Personally I am a very good visual learner. If I see someone do something I can usually replicate it with a fair bit of proficiency. I still have to work on it if I want to master it of course, but physical movement just seems to make sense to me.
As far as developing a strategy, I don't know if I would say that I have a 1 size fit's all strategy when rolling/sparring. Different people will have different reactions/tendencies, so it's more so a matter of figuring out how they react and then going from there. I do have a couple of basic things that I will always fall back on though if need be.
Personally I like to try to find "forks" (if anyone is familiar with chess strategy you know what a fork is) when rolling/sparring. Basically I will do something to my opponent. If they don't react they're screwed, if they do react then I am already waiting for their reaction. Basically it's like setting a trap that they are forced to spring.
Since you like side control, here's one of my favorites from there:
1) use the hand closest to their head to simultaneously fold their nose down upon itself (hope that makes sense) and cover their mouth. We call this "the muffler". It's a great little move because it forces them to react to it; no human being can go without breathing for very long, especially when you are making them carry your weight and they are engaged in a strenuous physical activity like grappling.
You've got to keep pressure into them and kind of cup their face so they can't just move their head and be out of the hold though.
If you want to see an example of it being used, check out Maurice Smith vs. Mark Coleman. My instructors taught it to Maurice and told him to use it against Coleman in their fight, which Maurice did and had success with it. Unfortunately the link's not the whole fight, but if you watch the whole fight you'll see it used.
2) they will probably try to either move their head to shrug your hand off or bridge you to try to force you to base out as their first line of defense.
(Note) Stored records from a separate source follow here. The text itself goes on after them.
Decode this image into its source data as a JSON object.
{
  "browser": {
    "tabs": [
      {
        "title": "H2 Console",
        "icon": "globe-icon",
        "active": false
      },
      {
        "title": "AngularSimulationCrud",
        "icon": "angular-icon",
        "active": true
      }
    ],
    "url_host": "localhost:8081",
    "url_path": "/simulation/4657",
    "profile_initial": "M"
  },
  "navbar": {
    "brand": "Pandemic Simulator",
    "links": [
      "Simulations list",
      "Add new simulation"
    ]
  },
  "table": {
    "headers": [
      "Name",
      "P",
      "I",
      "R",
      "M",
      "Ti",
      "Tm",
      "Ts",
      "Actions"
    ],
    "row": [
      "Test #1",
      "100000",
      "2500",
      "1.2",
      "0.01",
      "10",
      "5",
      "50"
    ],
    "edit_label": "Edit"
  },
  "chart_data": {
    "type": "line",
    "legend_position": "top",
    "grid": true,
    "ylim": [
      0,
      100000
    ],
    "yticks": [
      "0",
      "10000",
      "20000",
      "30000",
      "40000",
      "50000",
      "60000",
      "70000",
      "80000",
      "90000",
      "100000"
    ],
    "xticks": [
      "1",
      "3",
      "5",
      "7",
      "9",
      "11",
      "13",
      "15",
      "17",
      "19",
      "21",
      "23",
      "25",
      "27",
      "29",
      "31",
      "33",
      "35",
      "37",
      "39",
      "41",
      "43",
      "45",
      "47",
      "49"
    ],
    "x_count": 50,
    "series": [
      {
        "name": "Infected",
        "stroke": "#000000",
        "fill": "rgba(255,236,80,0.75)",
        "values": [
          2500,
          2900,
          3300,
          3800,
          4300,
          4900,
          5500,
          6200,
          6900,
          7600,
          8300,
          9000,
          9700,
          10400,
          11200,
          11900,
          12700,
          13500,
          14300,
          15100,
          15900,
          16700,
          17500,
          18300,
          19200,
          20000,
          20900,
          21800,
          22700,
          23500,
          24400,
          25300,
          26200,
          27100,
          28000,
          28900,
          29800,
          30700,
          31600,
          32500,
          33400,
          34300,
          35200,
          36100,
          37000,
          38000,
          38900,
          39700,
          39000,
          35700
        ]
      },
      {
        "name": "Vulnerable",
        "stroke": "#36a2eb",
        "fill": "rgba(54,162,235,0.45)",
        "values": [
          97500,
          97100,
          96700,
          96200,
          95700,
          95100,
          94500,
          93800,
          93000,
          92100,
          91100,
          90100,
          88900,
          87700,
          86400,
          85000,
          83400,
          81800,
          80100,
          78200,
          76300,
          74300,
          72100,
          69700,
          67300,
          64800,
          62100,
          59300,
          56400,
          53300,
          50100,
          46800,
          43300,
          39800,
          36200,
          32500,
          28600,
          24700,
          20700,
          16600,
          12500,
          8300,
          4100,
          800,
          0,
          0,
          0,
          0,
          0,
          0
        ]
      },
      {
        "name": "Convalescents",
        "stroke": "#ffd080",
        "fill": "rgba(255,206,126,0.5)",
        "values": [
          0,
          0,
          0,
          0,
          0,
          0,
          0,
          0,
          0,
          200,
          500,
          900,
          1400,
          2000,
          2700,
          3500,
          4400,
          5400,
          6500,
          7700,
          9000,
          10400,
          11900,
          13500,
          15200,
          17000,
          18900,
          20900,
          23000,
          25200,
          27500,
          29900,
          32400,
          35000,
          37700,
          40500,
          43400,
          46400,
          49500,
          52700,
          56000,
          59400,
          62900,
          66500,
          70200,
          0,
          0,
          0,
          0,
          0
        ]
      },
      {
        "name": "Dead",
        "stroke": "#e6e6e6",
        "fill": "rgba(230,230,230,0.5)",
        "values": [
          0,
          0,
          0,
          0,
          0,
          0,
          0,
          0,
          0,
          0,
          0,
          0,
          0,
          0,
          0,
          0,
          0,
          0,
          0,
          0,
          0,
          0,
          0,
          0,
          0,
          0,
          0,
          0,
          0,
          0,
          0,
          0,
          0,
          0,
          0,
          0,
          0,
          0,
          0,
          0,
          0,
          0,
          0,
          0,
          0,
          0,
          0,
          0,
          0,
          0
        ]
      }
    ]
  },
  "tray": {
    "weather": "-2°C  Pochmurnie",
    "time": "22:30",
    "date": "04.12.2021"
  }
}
So you've got to have good positioning and like I said keep a hold of their face.
Eventually though they will start to get desperate and will try to use one of their hands to peel your hand off their face. I was taught to control the opponent's far arm with my lower hand (on the bicep) and will sometimes make it difficult for them to use this arm. Whether they're able to muscle their arm out and use it to defend or not doesn't really matter, it's basically just expending more energy on their part either way. The other arm is usually blocked by my body, but sometimes they will manage to use that one.
Regardless of which hand they wind up using to try to peel my hand off I am waiting.
3) if they try to peel with the far hand I will sieze that wrist with my lower arm, then use the hand that had been muffling them to grab their hand by the thumb pad (usually I'll use my thumb as a fulcrum) and twist their wrist (hope this makes sense). I'll then slide my other hand under their arm, grab the back of my own hand and apply an Americana/top wrist lock. I've gotten the lock without the wrist twist before, but really feel that if you can get the twist it's much harder to defend and a much quicker tap.
4) if they try to peel with the near hand I will again seize the wrist with my lower hand, feed the previously "muffling" hand under their arm and behind their neck, and regrab their wrist with the hand that is now under their head. Their arm will now be trapped across their face/neck. This is called a "half cobra" position.
From there I have a few options:
-slide lower arm across their neck and grab my own forearm while simultaneously transitioning to mount to apply a "full cobra" choke. I like this one as most people aren't familiar with it and I feel like it's got a lot of leverage and there is little chance of sacrificing position.
-pop up to knee on stomach/chest and either strike (if it's MMA style) or pull their head towards me while at the same time driving my knee into their solar plexus/bladder to get a tap (sometimes works, sometimes doesn't depending on how "though" they are, fewer people can "stomach" the knee on the bladder though).
-use the half cobra to lever them over, while at the same time driving my lower knee into their side to force them to roll over until I achieve a knee on back/spine position. From there it's any one of numerous submissions that can be applied from a knee on back position (rear naked choke, chin lift, cross face neck crank, etc...)
This sounds complicated, but it's actually very simple and works a surprising amount of time in my experience.